In comparison to racism, struggles for antiracism in many places have appeared to be tiresomely constant, single-minded in pursuit of their objectives. At the same time, while over the years there have been scholars who have sought to make their disciplines antiracist or use their knowledge to fight racism, racist knowledge seems to have many lives. This country has produced several psychologists who have devoted their intellects and practice to understanding and fighting racism in psychology and society, as well as making psychology antiracist. In 1994, with the birth of what was meant to be a truly new nonracial, nonsexist and egalitarian society, many antiracist and other progressive psychologists in the country, not unlike antiapartheid activists and progressive scholars of all stripes, apparently felt that racism was dead, or on the way to its graves, at least in the country. It is of significance that 1994 was also the year of the birth of a new nonracial organisations for psychologists and psychology students, after decades of a whites-only colonial and apartheid psychology organisations.
In this webinar, leading psychologists who work on race and racism, patriarchy, sexuality, class, and violence will offer their insights on how we are to understand racism today, in the country and elsewhere, interrogating the possibilities and challenges of overcoming racism locally and globally, in daily life, universities, and work environments. The reflections on the past and futures of racism take place in the shadow of the public murder of George Floyd in the United States, and the death of Collins Khosa in South Africa, but also the hope ushered in by the sustained protests led by the Black Lives Matter campaign, and similar social movements in other parts of the world. Finally, the discussion will interrogate the courses and new shapes that racism has taken in the country, bringing into conversation different forms of racism, including scientific, discursive and institutional and interpersonal racisms, and their intersections with sexisms, nationalisms, and antipoor structures and policies.
Prof Norman Duncan
Norman Duncan holds a professorship in Psychology and is the DVC: Academic at the University of Pretoria. His research and publications are primarily in the fields of racism and community psychology. He has co-edited a range of volumes, including Race, Memory and the Apartheid Archive (Palgrave/WUP).
Prof Shose Kessi
Shose Kessi is Dean of the Faculty of Humanities and Associate Professor in the Department of Psychology at UCT. She is a social psychologist with research interests in decolonial approaches to the study of racial and gendered identities. Her work focuses on engaging individuals and groups through Photovoice methods.
Prof Kopano Ratele
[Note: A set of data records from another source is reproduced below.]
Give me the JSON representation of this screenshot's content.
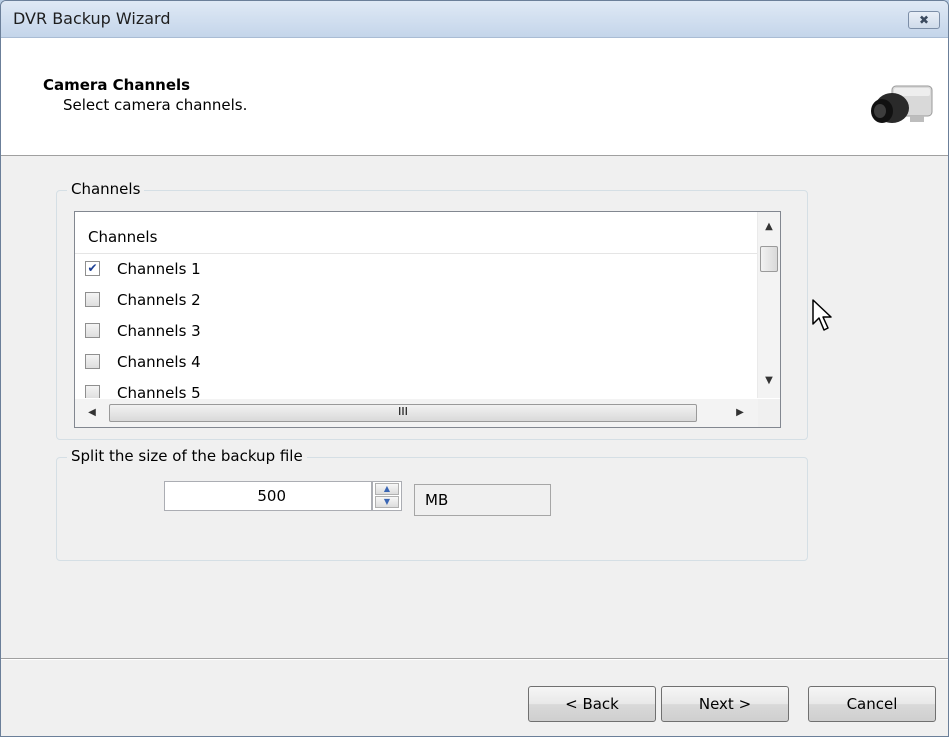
{
  "window": {
    "title": "DVR Backup Wizard",
    "close_glyph": "✖"
  },
  "header": {
    "title": "Camera Channels",
    "subtitle": "Select camera channels.",
    "icon": "camera-icon"
  },
  "channels_group": {
    "legend": "Channels",
    "list": {
      "column_header": "Channels",
      "items": [
        {
          "label": "Channels 1",
          "checked": true
        },
        {
          "label": "Channels 2",
          "checked": false
        },
        {
          "label": "Channels 3",
          "checked": false
        },
        {
          "label": "Channels 4",
          "checked": false
        },
        {
          "label": "Channels 5",
          "checked": false
        }
      ],
      "hscroll_grip": "III"
    }
  },
  "split_group": {
    "legend": "Split the size of the backup file",
    "value": "500",
    "unit": "MB"
  },
  "buttons": {
    "back": "< Back",
    "next": "Next >",
    "cancel": "Cancel"
  },
  "colors": {
    "accent": "#1c3f94",
    "title_bar": "#c4d5ea"
  }
}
How do we become who we are? How might we best think of our being and the world of human and other animals from our situatedness here, today, as men and women and other genders? These are some of the questions that the author of The World Looks Like This From Here: Thoughts on African Psychology (2019), Kopano Ratele. Kopano is the Director of the South African Medical Research Council Masculinity & Health Research Unit and Professor at the University of South Africa where he runs the Transdisciplinary African Psychologies Programme. His research interests include masculinity, race/racism, violence, and African-centred, decolonising critical and cultural psychology. Kopano is a member of the Ministerial Committee on Transformation in South African Universities, former president of the Psychological Society of South Africa, and former chairperson of Sonke Gender Justice. Other recent books are Liberating Masculinities (2016) and Engaging Youth in Activism, Research and Pedagogical Praxis: Transnational and Intersectional Perspectives on Gender, Sex, and Race (2018, co-edited with Jeff Hearn, Tammy Shefer, and Floretta Boonzaier).
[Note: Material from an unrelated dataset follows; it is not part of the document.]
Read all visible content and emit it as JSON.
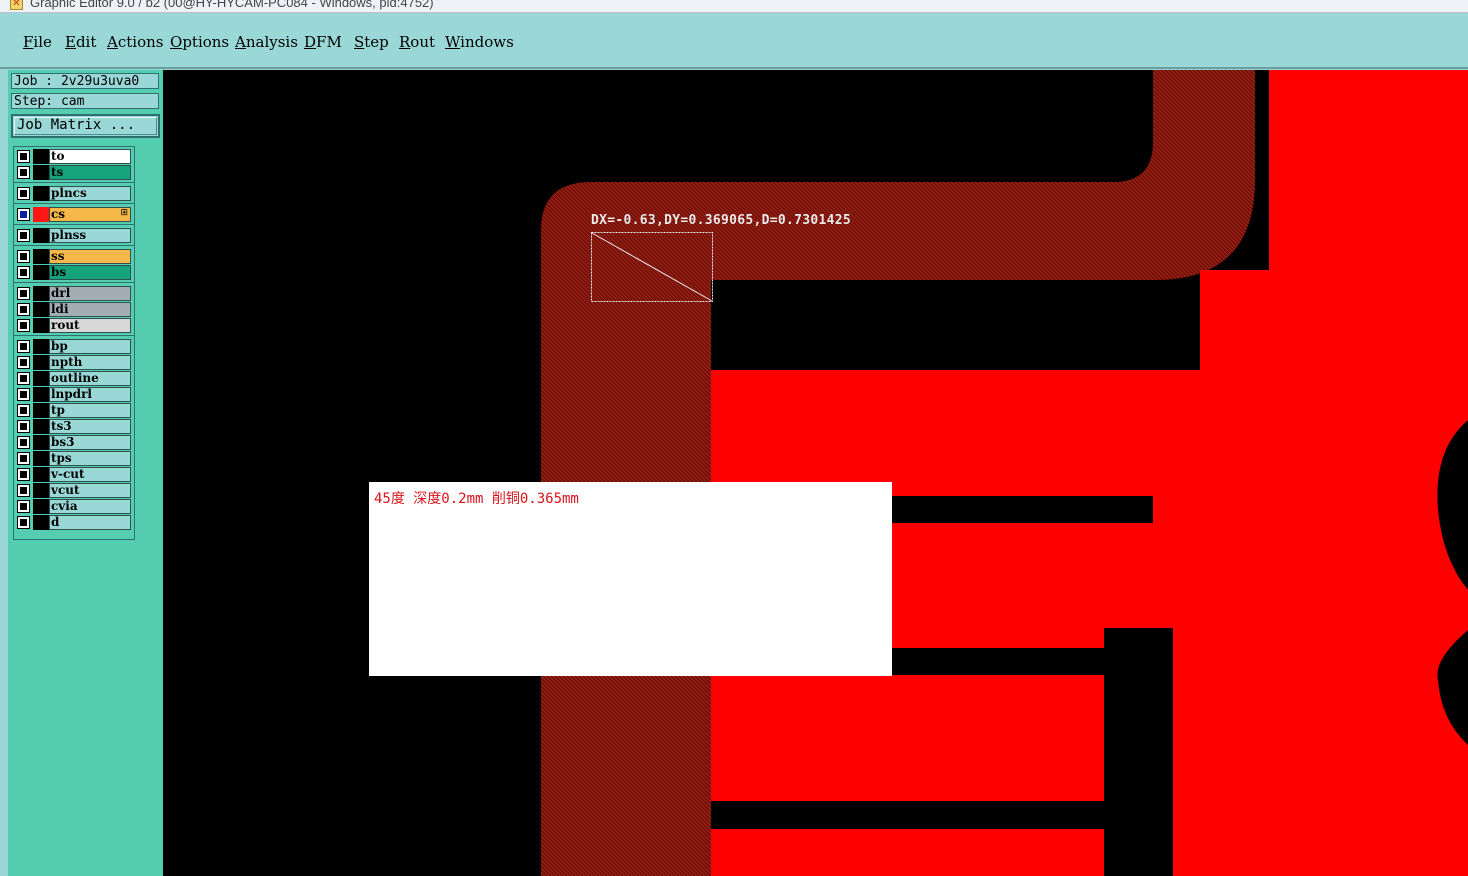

Moderator: Prof Garth Stevens
Garth Stevens is the Dean of Humanities, a Professor and Clinical Psychologist in the Department of Psychology, in the School of Human and Community Development, at the University of the Witwatersrand in South Africa. His research interests include foci on race, racism and related social asymmetries; racism and knowledge production; critical psychology, ideology, power and discourse; violence and its prevention; historical/collective trauma and memory; applied psychoanalytic theorising of contemporary social issues; and masculinity, gender and violence
Date: 29 July 2020
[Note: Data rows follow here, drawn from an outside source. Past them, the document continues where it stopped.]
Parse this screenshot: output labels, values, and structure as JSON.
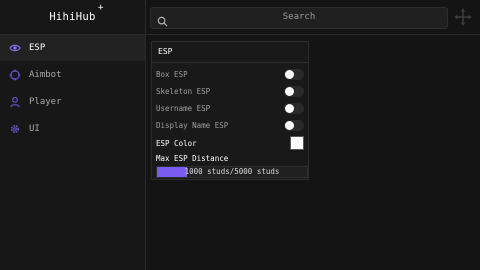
{
  "app": {
    "title": "HihiHub",
    "title_mark": "+"
  },
  "search": {
    "placeholder": "Search"
  },
  "sidebar": {
    "items": [
      {
        "label": "ESP",
        "icon": "eye-icon",
        "active": true
      },
      {
        "label": "Aimbot",
        "icon": "crosshair-icon",
        "active": false
      },
      {
        "label": "Player",
        "icon": "user-icon",
        "active": false
      },
      {
        "label": "UI",
        "icon": "gear-icon",
        "active": false
      }
    ]
  },
  "panel": {
    "title": "ESP",
    "toggles": [
      {
        "label": "Box ESP",
        "on": false
      },
      {
        "label": "Skeleton ESP",
        "on": false
      },
      {
        "label": "Username ESP",
        "on": false
      },
      {
        "label": "Display Name ESP",
        "on": false
      }
    ],
    "color": {
      "label": "ESP Color",
      "value": "#ffffff"
    },
    "distance": {
      "label": "Max ESP Distance",
      "value_text": "1000 studs/5000 studs",
      "value": 1000,
      "max": 5000
    }
  },
  "colors": {
    "accent": "#7b5cf0",
    "background": "#141414",
    "sidebar": "#171717"
  }
}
Time: 14:00 – 16:00
Join us on Zoom as we unpack the Psychology of Racism with leading Psychologists in the field, and earn 2 General CEU Points!